>>
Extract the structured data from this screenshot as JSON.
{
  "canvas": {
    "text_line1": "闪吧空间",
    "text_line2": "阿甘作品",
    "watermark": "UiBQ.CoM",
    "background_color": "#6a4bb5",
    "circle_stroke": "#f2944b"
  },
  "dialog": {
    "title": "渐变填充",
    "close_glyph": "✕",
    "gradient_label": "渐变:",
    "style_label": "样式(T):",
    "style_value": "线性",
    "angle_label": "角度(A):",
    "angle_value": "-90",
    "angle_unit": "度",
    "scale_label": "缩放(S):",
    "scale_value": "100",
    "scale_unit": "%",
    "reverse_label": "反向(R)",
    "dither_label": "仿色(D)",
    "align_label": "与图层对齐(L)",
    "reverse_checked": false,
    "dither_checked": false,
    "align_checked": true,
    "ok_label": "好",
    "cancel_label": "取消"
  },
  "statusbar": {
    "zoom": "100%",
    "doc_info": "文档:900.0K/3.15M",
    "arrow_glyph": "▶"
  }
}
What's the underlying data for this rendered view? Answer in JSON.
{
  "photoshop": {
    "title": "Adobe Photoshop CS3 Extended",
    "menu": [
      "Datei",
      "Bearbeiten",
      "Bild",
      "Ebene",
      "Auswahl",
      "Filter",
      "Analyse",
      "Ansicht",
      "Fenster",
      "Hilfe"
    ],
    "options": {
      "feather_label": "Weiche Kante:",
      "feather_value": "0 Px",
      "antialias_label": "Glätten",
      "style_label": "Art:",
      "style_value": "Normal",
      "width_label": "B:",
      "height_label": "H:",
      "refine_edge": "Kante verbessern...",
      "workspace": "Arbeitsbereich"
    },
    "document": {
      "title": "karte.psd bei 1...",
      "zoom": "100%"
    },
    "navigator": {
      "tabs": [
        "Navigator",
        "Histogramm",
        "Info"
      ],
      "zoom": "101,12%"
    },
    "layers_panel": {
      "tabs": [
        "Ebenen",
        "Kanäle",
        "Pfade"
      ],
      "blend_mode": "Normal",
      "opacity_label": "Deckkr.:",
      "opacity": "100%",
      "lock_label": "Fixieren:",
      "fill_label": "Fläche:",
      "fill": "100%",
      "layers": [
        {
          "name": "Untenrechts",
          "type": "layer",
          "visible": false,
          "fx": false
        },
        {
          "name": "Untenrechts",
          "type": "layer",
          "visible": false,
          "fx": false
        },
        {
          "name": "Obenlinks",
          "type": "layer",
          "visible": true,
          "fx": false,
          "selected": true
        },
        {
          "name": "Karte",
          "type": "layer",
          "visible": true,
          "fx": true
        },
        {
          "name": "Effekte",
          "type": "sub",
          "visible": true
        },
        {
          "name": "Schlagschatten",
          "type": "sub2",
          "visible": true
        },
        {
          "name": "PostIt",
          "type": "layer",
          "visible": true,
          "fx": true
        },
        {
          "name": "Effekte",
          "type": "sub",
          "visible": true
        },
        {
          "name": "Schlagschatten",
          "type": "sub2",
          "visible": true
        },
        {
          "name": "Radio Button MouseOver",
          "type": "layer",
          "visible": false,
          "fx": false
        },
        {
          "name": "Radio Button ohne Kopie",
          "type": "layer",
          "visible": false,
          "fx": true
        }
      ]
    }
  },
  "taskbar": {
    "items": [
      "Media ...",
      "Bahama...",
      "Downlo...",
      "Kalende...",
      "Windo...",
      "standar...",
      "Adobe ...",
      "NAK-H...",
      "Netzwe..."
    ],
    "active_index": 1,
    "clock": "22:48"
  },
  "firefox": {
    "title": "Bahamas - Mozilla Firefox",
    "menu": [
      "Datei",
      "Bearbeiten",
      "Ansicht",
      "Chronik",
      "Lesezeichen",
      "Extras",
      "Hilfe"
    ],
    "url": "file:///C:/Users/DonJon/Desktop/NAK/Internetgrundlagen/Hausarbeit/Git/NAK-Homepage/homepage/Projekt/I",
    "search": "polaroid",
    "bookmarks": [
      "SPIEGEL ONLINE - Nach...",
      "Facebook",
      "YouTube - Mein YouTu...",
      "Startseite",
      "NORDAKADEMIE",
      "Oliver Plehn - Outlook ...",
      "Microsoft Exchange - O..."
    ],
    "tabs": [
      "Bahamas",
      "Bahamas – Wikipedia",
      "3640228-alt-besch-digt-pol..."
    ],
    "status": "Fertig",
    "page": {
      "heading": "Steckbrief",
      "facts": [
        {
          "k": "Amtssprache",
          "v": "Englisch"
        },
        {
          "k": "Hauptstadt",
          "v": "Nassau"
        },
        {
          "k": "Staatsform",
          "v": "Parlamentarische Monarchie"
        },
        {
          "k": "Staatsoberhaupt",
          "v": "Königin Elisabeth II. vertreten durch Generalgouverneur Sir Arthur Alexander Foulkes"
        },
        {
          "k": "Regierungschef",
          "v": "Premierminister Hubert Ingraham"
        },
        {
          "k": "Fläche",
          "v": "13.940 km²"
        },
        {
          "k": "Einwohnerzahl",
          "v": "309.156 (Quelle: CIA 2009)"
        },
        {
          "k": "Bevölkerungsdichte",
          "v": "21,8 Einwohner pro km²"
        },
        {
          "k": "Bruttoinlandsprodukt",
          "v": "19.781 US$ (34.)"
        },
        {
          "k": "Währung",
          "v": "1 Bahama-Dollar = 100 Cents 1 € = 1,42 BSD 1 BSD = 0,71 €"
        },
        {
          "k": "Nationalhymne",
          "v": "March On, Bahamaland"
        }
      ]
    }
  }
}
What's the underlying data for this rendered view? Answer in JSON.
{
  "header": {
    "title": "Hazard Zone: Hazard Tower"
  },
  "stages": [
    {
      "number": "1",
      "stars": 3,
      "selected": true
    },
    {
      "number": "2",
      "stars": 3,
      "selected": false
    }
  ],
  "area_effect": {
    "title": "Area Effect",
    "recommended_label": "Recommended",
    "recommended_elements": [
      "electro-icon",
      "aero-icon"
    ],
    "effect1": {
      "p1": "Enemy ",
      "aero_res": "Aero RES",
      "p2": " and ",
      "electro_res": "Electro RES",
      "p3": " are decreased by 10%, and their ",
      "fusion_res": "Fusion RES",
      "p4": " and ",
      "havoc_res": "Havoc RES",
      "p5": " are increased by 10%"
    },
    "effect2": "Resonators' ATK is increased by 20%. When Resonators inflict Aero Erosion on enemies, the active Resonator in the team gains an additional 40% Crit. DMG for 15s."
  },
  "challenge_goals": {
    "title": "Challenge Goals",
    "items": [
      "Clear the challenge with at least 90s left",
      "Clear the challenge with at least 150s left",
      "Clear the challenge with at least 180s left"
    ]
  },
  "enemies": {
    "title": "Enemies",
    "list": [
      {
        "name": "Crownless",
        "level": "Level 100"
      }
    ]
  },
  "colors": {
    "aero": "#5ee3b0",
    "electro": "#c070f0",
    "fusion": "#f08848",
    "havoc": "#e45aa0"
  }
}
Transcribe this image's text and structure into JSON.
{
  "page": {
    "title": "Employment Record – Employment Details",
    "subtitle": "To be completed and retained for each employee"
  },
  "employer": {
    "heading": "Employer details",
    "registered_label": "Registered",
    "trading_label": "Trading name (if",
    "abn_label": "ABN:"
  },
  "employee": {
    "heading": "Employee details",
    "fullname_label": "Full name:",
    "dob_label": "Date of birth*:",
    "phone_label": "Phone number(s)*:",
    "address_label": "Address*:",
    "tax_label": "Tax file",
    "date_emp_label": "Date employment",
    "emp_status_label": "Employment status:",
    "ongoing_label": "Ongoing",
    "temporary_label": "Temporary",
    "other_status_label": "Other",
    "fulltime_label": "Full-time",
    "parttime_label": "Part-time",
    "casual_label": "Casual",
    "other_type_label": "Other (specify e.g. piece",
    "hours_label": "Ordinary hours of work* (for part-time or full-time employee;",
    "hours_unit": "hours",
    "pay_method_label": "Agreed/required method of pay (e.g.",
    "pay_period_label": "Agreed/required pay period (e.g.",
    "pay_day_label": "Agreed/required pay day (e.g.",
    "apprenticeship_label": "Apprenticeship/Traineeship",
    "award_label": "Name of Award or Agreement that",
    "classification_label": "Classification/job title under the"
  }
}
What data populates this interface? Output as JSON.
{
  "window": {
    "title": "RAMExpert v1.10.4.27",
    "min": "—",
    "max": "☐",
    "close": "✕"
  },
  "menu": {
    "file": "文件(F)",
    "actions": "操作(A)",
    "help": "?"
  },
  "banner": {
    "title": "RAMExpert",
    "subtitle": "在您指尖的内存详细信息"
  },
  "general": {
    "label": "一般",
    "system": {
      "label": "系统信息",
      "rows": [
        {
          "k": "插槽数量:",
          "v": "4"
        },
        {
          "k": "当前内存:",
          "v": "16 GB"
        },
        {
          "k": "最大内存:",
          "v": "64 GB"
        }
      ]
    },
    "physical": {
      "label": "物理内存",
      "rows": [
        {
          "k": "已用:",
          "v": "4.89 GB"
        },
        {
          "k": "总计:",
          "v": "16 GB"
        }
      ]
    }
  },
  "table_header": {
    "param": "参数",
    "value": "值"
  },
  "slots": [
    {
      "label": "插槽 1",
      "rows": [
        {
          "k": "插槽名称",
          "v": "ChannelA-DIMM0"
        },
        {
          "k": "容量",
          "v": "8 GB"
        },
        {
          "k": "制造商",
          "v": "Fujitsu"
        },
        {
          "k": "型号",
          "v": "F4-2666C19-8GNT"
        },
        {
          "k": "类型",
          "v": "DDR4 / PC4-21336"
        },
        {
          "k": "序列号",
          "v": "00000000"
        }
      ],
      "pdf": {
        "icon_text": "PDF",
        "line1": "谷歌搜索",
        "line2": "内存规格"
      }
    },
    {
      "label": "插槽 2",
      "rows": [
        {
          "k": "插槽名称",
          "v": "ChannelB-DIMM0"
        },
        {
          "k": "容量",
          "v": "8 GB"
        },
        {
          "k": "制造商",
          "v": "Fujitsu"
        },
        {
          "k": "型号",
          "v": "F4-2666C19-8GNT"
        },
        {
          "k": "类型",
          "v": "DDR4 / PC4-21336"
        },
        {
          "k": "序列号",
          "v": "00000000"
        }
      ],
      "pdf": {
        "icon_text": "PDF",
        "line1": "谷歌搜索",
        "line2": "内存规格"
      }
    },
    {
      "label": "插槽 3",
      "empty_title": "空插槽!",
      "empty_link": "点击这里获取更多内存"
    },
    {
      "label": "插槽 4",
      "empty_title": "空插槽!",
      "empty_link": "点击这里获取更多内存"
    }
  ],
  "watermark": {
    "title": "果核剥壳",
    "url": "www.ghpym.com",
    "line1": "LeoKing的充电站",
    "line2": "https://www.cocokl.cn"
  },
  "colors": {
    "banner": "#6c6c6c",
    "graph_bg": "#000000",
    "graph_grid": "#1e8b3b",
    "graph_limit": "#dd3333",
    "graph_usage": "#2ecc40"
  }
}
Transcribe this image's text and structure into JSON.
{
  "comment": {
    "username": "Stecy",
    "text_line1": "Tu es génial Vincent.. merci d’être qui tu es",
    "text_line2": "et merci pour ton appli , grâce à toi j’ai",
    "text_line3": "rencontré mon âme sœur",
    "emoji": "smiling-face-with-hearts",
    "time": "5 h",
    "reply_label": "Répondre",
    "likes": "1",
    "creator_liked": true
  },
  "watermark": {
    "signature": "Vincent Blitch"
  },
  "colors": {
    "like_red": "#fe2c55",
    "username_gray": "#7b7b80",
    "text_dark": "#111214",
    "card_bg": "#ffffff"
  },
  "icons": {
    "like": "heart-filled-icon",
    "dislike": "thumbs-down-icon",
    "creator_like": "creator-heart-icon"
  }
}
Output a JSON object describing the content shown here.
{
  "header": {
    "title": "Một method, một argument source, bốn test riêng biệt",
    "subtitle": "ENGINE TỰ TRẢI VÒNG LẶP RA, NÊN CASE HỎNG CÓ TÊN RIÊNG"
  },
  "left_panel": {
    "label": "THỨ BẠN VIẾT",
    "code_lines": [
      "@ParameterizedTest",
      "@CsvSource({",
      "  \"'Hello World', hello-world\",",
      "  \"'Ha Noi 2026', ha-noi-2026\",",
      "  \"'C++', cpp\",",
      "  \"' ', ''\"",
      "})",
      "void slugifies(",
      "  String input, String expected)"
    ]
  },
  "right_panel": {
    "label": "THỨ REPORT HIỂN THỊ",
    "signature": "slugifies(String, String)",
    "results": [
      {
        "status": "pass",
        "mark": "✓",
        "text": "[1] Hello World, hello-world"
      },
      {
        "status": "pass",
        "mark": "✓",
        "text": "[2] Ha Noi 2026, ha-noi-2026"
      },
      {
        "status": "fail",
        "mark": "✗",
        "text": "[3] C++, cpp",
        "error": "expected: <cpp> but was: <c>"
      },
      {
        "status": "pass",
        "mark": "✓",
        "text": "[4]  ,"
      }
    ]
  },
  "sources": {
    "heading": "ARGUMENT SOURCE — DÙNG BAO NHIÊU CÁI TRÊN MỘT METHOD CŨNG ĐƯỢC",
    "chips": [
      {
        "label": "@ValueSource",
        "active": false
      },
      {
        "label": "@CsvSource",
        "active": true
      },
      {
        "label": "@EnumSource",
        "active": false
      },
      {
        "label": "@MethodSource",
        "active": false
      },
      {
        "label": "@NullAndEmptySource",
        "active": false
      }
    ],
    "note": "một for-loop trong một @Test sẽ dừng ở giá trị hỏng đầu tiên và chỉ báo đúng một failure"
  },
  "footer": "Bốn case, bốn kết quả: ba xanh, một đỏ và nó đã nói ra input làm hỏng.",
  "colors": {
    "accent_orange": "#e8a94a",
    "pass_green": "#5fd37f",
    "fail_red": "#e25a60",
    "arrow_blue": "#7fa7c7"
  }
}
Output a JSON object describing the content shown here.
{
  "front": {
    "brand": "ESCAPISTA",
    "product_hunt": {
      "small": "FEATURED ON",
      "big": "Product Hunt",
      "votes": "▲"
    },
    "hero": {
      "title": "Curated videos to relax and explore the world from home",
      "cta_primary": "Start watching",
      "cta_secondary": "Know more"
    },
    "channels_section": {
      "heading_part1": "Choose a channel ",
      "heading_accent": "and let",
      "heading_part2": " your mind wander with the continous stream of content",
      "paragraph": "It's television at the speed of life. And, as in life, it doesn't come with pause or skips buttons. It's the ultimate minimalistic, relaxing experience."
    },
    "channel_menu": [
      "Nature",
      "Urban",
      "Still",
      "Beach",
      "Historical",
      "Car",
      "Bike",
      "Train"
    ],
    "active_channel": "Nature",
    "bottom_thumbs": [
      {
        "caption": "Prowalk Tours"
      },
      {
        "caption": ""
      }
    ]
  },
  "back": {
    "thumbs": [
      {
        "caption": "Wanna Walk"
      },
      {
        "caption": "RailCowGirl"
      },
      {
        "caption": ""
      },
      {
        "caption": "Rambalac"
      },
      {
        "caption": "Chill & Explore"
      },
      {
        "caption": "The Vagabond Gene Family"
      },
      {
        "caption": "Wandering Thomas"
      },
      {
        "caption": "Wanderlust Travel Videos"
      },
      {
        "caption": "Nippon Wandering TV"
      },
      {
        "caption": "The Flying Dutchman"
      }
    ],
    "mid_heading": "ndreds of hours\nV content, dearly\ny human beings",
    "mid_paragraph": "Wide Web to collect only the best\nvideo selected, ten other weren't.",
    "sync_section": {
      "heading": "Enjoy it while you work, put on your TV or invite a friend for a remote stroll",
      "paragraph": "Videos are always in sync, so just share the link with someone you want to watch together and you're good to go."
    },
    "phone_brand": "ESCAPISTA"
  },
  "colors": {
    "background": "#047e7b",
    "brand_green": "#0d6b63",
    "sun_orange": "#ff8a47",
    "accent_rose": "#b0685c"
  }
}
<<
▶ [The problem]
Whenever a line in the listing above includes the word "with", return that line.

▶ [Answer below]
      "Clear the challenge with at least 90s left",
      "Clear the challenge with at least 150s left",
      "Clear the challenge with at least 180s left"
    "emoji": "smiling-face-with-hearts",
      "heading_part2": " your mind wander with the continous stream of content",
      "paragraph": "It's television at the speed of life. And, as in life, it doesn't come with pause or skips buttons. It's the ultimate minimalistic, relaxing experience."
      "paragraph": "Videos are always in sync, so just share the link with someone you want to watch together and you're good to go."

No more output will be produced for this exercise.